A lone sailor found himself drifting out to sea as Cyclone Gabrielle struck when the anchor cable snapped on his catamaran after he grounded in Port Fitzroy, Aotea Great Barrier Island.
The man was rescued by the Navy ship HMNZS Te Mana on Monday evening near the Hen and Chicken Islands, southeast of Whangarēi.
NZ Defence Force said no air assets were able to reach the catamaran because of the severe weather and Te Mana was the best equipped ship to respond in the conditions.
The navy searched for the man overnight and his catamaran’s location was discovered after an emergency locator beacon was activated.
Te Mana’s team had to wait for weather conditions to ease enough for a rigid inflatable hull and crew to attempt the rescue.
The man left his vessel wearing a life jacket and was plucked from the sea by two navy divers.
The Northland Rescue Helicopter provided overwatch for the mission.
“We’re very pleased this joint search and rescue has been successful and the person is now safe on board Te Mana,” Maritime component commander Commodore Garin Golding said.
National state of emergency: What you need to know
- The New Zealand government has declared a National State of Emergency, to assist in the response to Cyclone Gabrielle.
- The declaration will apply to the six regions that have already declared a local State of Emergency: Northland, Auckland, Tairāwhiti, Bay of Plenty, Waikato, and Hawke’s Bay.
- A national state of emergency gives the national controller legal authority to apply further resources across the country and set priorities in support of a national level response.
National Emergency Management Agency advice:
- Put safety first. Don’t take any chances. Act quickly if you see rising water. Floods and flash floods can happen quickly. If you see rising water do not wait for official warnings. Head for higher ground and stay away from floodwater.
- Stay at home if it is safe to do so. But have an evacuation plan in case your home becomes unsafe to stay in.
- If you have evacuated, please stay where you are until you are given the all-clear to go home.
- People should stay up to date with the forecasts from MetService and continue to follow the advice of Civil Defence and emergency services.

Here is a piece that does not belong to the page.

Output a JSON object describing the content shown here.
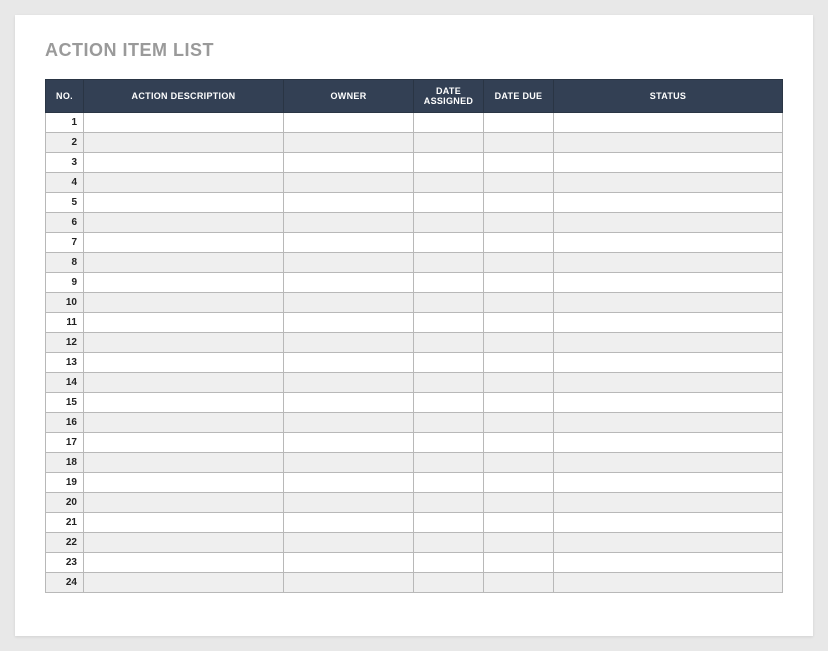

- Do not try to walk, play, swim, or drive in floodwater: even water just 15 centimetres deep can sweep you off your feet, and half a metre of water will carry away most vehicles. Flood water is often contaminated and can make you sick.